  • Fresh fruit (If on anti-yeast diet, eat only fruits that can be peeled, no more than 2/day)

  • Fresh vegetables

  • Dried fruit (without sulfites)

  • Coconut (without sulfites)

  • Potato chips (READ labels-some have wheat or starch)

  • Potato sticks (same as above)

  • Popcorn (not buttered)

  • Rice cakes (read ingredients, some are NOT GF)

  • Rice crackers (Ka Me, Hol Grain and others)

  • Fresh meat, poultry, fish, shellfish and game

  • Corn

  • Millet

  • Teff

  • Rice and rice products (pasta, bread, etc.)

  • Quinoa, noodles and flour

  • Amaranth

  • Potato (fresh, starch, flour)

  • Buckwheat flour and groats (Kasha)

  • Soy (unless intolerant)

  • Corn flakes (if specified GF)

  • Yams, sweet potatoes (and flours)

  • Sorghum flour (Jowar)

  • Com meal (and polenta)

  • Most nuts (if not allergic)

  • Eggs (if not allergic or very PST deficient)

  • Beans

  • Lentils

  • Tapioca

GF Recipe: Citrus Fruit & Grain Salad


4 Cups Cooked whole grains (brown rice, wild rice, quinoa, or a combination)

2 navel oranges, peeled & chopped

1/2 Cup minced fresh parsley

1/3 Cup raisins

1/4 Cup extra-virgin olive oil

3 Tbsp fresh lemon juice

1 Tbsp wine vinegar

2 Tsp Dijon Mustard

Salt and pepper

Combine the cooked grains, oranges, parsley, and raisins in a large bowl.  In small bowl, whisk together the oil, lemon juice, and mustard.  Pour over the grain and fruit.  Toss well.  Season w/salt and pepper and toss again.  Serve chilled.

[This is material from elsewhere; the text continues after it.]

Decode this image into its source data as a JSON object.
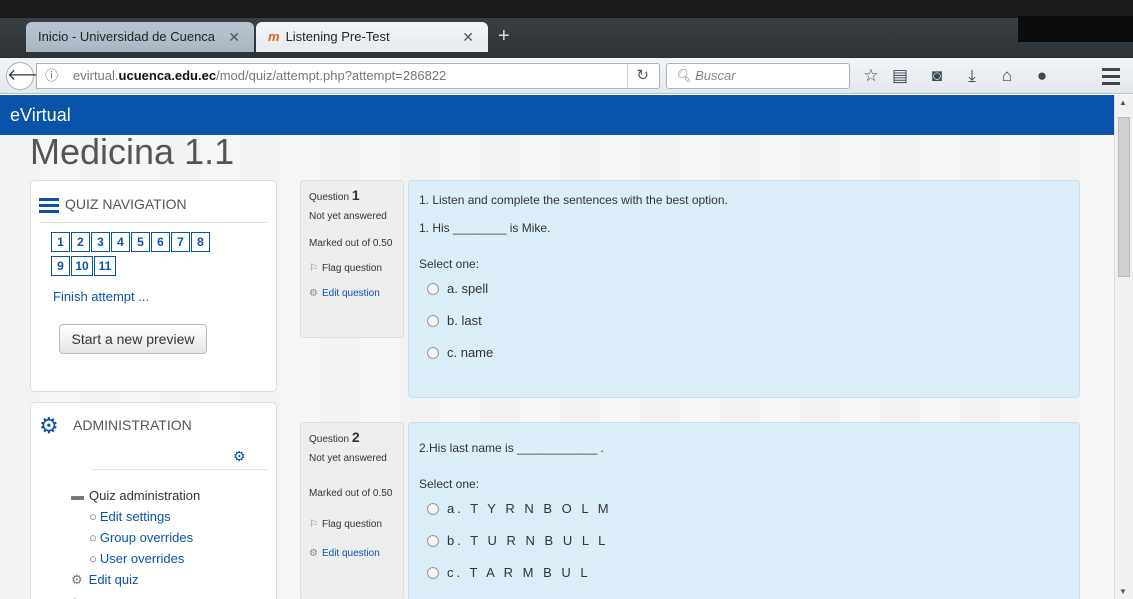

Source: tasteforlife magazine

Baking Gluten-Free

  Gluten is the substance in baking that binds together all ingredients, so when baking with gluten free flours-you will need to find something that will bind together your ingredients, right?  Here are some helpful tips:

  1. A combination of starches often works better than a single type, and adding egg, pectin powder, grated apple, or mashed banana might help to bind gluten-free dough.

  2. Don't  use bread crumbs unless they are gluten free, for coating foods.  Although crushed gluten-free cornflakes makes a good alternative for coating foods and for gratins.

  3. Do not dust or coat foods with wheat flour prior to cooking- you can either avoid coating altogether, or use naturally gluten-free flours, like cornmeal or rice flours.

  4. Potato flour is useful for thickening gravies, stews, casseroles, sauces and soups.

  5. Roll gluten-free products out on waxed paper; this makes it easier to lift, and line a pan.

  6. If the gluten-free pastry is very crumbly, press it over the bottom, and up the sides of the pan-rather than trying to roll it out.

  7. Grease baking pans before use, even if they say they are non stick pans, or line them with baking parchment to prevent sticking.

  8. It is also a good idea to bake a batch of gluten-free products, and put them in the freezer!  Gluten-free baked goods freeze well, and will keep better in the freezer, and for longer periods of time.